◆ Exercise
The response should contain only those lines of the entries below that include the string "title".

Data records for software interfaces
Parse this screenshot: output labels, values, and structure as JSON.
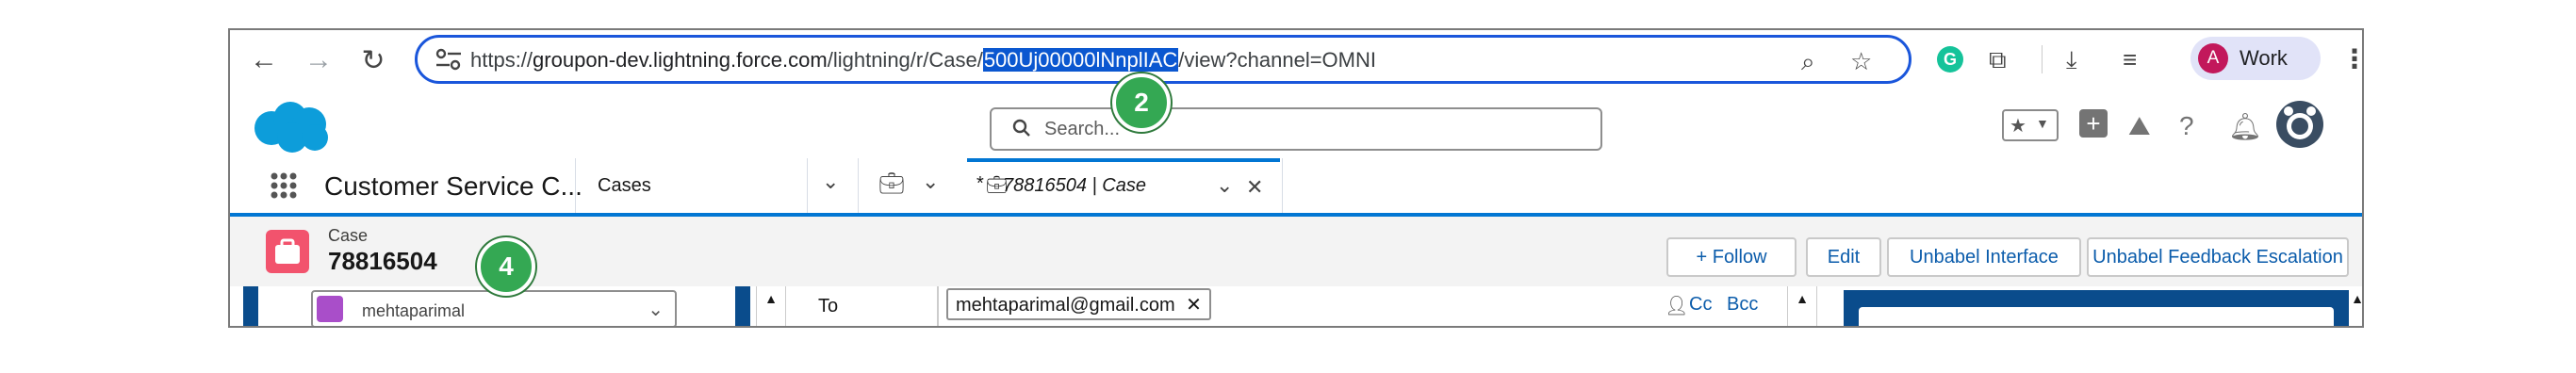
{
  "browser": {
    "url_prefix": "https://",
    "url_host": "groupon-dev.lightning.force.com",
    "url_path_before": "/lightning/r/Case/",
    "url_selected": "500Uj00000lNnplIAC",
    "url_path_after": "/view?channel=OMNI",
    "profile_label": "Work",
    "profile_initial": "A",
    "badge_url_number": "2"
  },
  "salesforce": {
    "search_placeholder": "Search...",
    "app_name": "Customer Service C...",
    "nav_tab_label": "Cases",
    "case_tab_label": "78816504 | Case",
    "case_tab_unsaved_marker": "*",
    "object_label": "Case",
    "case_number": "78816504",
    "badge_case_number": "4",
    "actions": [
      "+ Follow",
      "Edit",
      "Unbabel Interface",
      "Unbabel Feedback Escalation"
    ],
    "email": {
      "left_truncated": "mehtaparimal",
      "to_label": "To",
      "to_recipient": "mehtaparimal@gmail.com",
      "cc_label": "Cc",
      "bcc_label": "Bcc"
    }
  },
  "colors": {
    "chrome_selection": "#0b57d0",
    "salesforce_brand": "#0176d3",
    "case_icon": "#f2536d",
    "badge_green": "#34a853"
  }
}
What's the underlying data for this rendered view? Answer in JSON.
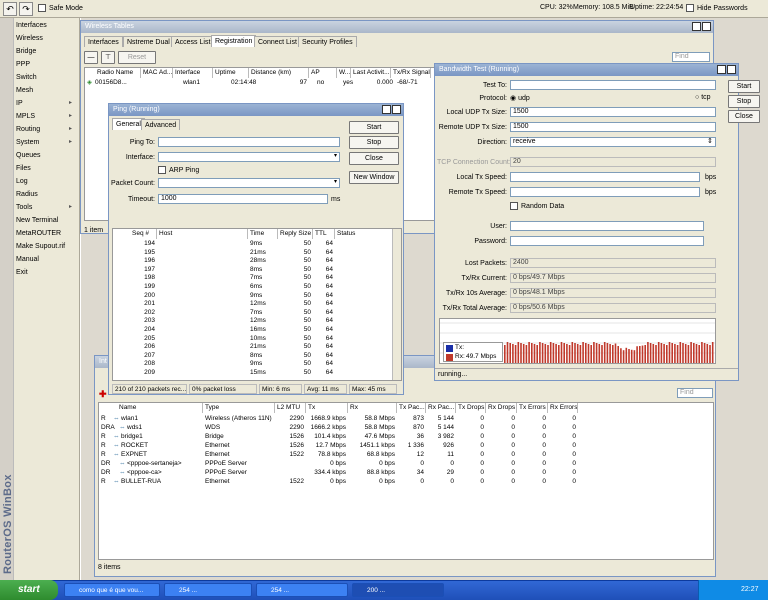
{
  "topbar": {
    "safe_mode": "Safe Mode",
    "cpu": "CPU: 32%",
    "memory": "Memory: 108.5 MiB",
    "uptime": "Uptime: 22:24:54",
    "hide_passwords": "Hide Passwords"
  },
  "sidebar": {
    "brand": "RouterOS WinBox",
    "items": [
      {
        "label": "Interfaces",
        "arrow": ""
      },
      {
        "label": "Wireless",
        "arrow": ""
      },
      {
        "label": "Bridge",
        "arrow": ""
      },
      {
        "label": "PPP",
        "arrow": ""
      },
      {
        "label": "Switch",
        "arrow": ""
      },
      {
        "label": "Mesh",
        "arrow": ""
      },
      {
        "label": "IP",
        "arrow": "▸"
      },
      {
        "label": "MPLS",
        "arrow": "▸"
      },
      {
        "label": "Routing",
        "arrow": "▸"
      },
      {
        "label": "System",
        "arrow": "▸"
      },
      {
        "label": "Queues",
        "arrow": ""
      },
      {
        "label": "Files",
        "arrow": ""
      },
      {
        "label": "Log",
        "arrow": ""
      },
      {
        "label": "Radius",
        "arrow": ""
      },
      {
        "label": "Tools",
        "arrow": "▸"
      },
      {
        "label": "New Terminal",
        "arrow": ""
      },
      {
        "label": "MetaROUTER",
        "arrow": ""
      },
      {
        "label": "Make Supout.rif",
        "arrow": ""
      },
      {
        "label": "Manual",
        "arrow": ""
      },
      {
        "label": "Exit",
        "arrow": ""
      }
    ]
  },
  "wireless": {
    "title": "Wireless Tables",
    "tabs": [
      "Interfaces",
      "Nstreme Dual",
      "Access List",
      "Registration",
      "Connect List",
      "Security Profiles"
    ],
    "active_tab": "Registration",
    "reset": "Reset",
    "find": "Find",
    "columns": [
      "Radio Name",
      "MAC Ad...",
      "Interface",
      "Uptime",
      "Distance (km)",
      "AP",
      "W...",
      "Last Activit...",
      "Tx/Rx Signal"
    ],
    "row": [
      "00156D8...",
      "",
      "wlan1",
      "02:14:48",
      "97",
      "no",
      "yes",
      "0.000",
      "-68/-71"
    ],
    "count": "1 item"
  },
  "ping": {
    "title": "Ping (Running)",
    "tabs": [
      "General",
      "Advanced"
    ],
    "ping_to_label": "Ping To:",
    "interface_label": "Interface:",
    "arp_ping": "ARP Ping",
    "packet_count_label": "Packet Count:",
    "timeout_label": "Timeout:",
    "timeout_value": "1000",
    "timeout_unit": "ms",
    "buttons": [
      "Start",
      "Stop",
      "Close",
      "New Window"
    ],
    "columns": [
      "Seq #",
      "Host",
      "Time",
      "Reply Size",
      "TTL",
      "Status"
    ],
    "rows": [
      [
        "194",
        "",
        "9ms",
        "50",
        "64"
      ],
      [
        "195",
        "",
        "21ms",
        "50",
        "64"
      ],
      [
        "196",
        "",
        "28ms",
        "50",
        "64"
      ],
      [
        "197",
        "",
        "8ms",
        "50",
        "64"
      ],
      [
        "198",
        "",
        "7ms",
        "50",
        "64"
      ],
      [
        "199",
        "",
        "6ms",
        "50",
        "64"
      ],
      [
        "200",
        "",
        "9ms",
        "50",
        "64"
      ],
      [
        "201",
        "",
        "12ms",
        "50",
        "64"
      ],
      [
        "202",
        "",
        "7ms",
        "50",
        "64"
      ],
      [
        "203",
        "",
        "12ms",
        "50",
        "64"
      ],
      [
        "204",
        "",
        "16ms",
        "50",
        "64"
      ],
      [
        "205",
        "",
        "10ms",
        "50",
        "64"
      ],
      [
        "206",
        "",
        "21ms",
        "50",
        "64"
      ],
      [
        "207",
        "",
        "8ms",
        "50",
        "64"
      ],
      [
        "208",
        "",
        "9ms",
        "50",
        "64"
      ],
      [
        "209",
        "",
        "15ms",
        "50",
        "64"
      ]
    ],
    "status": [
      "210 of 210 packets rec...",
      "0% packet loss",
      "Min: 6 ms",
      "Avg: 11 ms",
      "Max: 45 ms"
    ]
  },
  "bandwidth": {
    "title": "Bandwidth Test (Running)",
    "test_to": "Test To:",
    "protocol": "Protocol:",
    "udp": "udp",
    "tcp": "tcp",
    "local_udp": "Local UDP Tx Size:",
    "local_udp_val": "1500",
    "remote_udp": "Remote UDP Tx Size:",
    "remote_udp_val": "1500",
    "direction": "Direction:",
    "direction_val": "receive",
    "tcp_conn": "TCP Connection Count:",
    "tcp_conn_val": "20",
    "local_speed": "Local Tx Speed:",
    "remote_speed": "Remote Tx Speed:",
    "bps": "bps",
    "random_data": "Random Data",
    "user": "User:",
    "password": "Password:",
    "lost": "Lost Packets:",
    "lost_val": "2400",
    "cur": "Tx/Rx Current:",
    "cur_val": "0 bps/49.7 Mbps",
    "avg10": "Tx/Rx 10s Average:",
    "avg10_val": "0 bps/48.1 Mbps",
    "total": "Tx/Rx Total Average:",
    "total_val": "0 bps/50.6 Mbps",
    "legend_tx": "Tx:",
    "legend_rx": "Rx:",
    "legend_rx_val": "49.7 Mbps",
    "status": "running...",
    "buttons": [
      "Start",
      "Stop",
      "Close"
    ],
    "tx_color": "#1a2fa8",
    "rx_color": "#c0392b"
  },
  "interfaces": {
    "title": "Int",
    "find": "Find",
    "count": "8 items",
    "columns": [
      "Name",
      "Type",
      "L2 MTU",
      "Tx",
      "Rx",
      "Tx Pac...",
      "Rx Pac...",
      "Tx Drops",
      "Rx Drops",
      "Tx Errors",
      "Rx Errors"
    ],
    "rows": [
      [
        "R",
        "wlan1",
        "Wireless (Atheros 11N)",
        "2290",
        "1668.9 kbps",
        "58.8 Mbps",
        "873",
        "5 144",
        "0",
        "0",
        "0",
        "0"
      ],
      [
        "DRA",
        "wds1",
        "WDS",
        "2290",
        "1666.2 kbps",
        "58.8 Mbps",
        "870",
        "5 144",
        "0",
        "0",
        "0",
        "0"
      ],
      [
        "R",
        "bridge1",
        "Bridge",
        "1526",
        "101.4 kbps",
        "47.6 Mbps",
        "36",
        "3 982",
        "0",
        "0",
        "0",
        "0"
      ],
      [
        "R",
        "ROCKET",
        "Ethernet",
        "1526",
        "12.7 Mbps",
        "1451.1 kbps",
        "1 336",
        "926",
        "0",
        "0",
        "0",
        "0"
      ],
      [
        "R",
        "EXPNET",
        "Ethernet",
        "1522",
        "78.8 kbps",
        "68.8 kbps",
        "12",
        "11",
        "0",
        "0",
        "0",
        "0"
      ],
      [
        "DR",
        "<pppoe-sertaneja>",
        "PPPoE Server",
        "",
        "0 bps",
        "0 bps",
        "0",
        "0",
        "0",
        "0",
        "0",
        "0"
      ],
      [
        "DR",
        "<pppoe-ca>",
        "PPPoE Server",
        "",
        "334.4 kbps",
        "88.8 kbps",
        "34",
        "29",
        "0",
        "0",
        "0",
        "0"
      ],
      [
        "R",
        "BULLET-RUA",
        "Ethernet",
        "1522",
        "0 bps",
        "0 bps",
        "0",
        "0",
        "0",
        "0",
        "0",
        "0"
      ]
    ]
  },
  "taskbar": {
    "start": "start",
    "tasks": [
      "como que é que vou...",
      "254 ...",
      "254 ...",
      "200 ..."
    ],
    "clock": "22:27"
  }
}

◆ Exercise output
    "title": "Wireless Tables",
    "title": "Ping (Running)",
    "title": "Bandwidth Test (Running)",
    "title": "Int",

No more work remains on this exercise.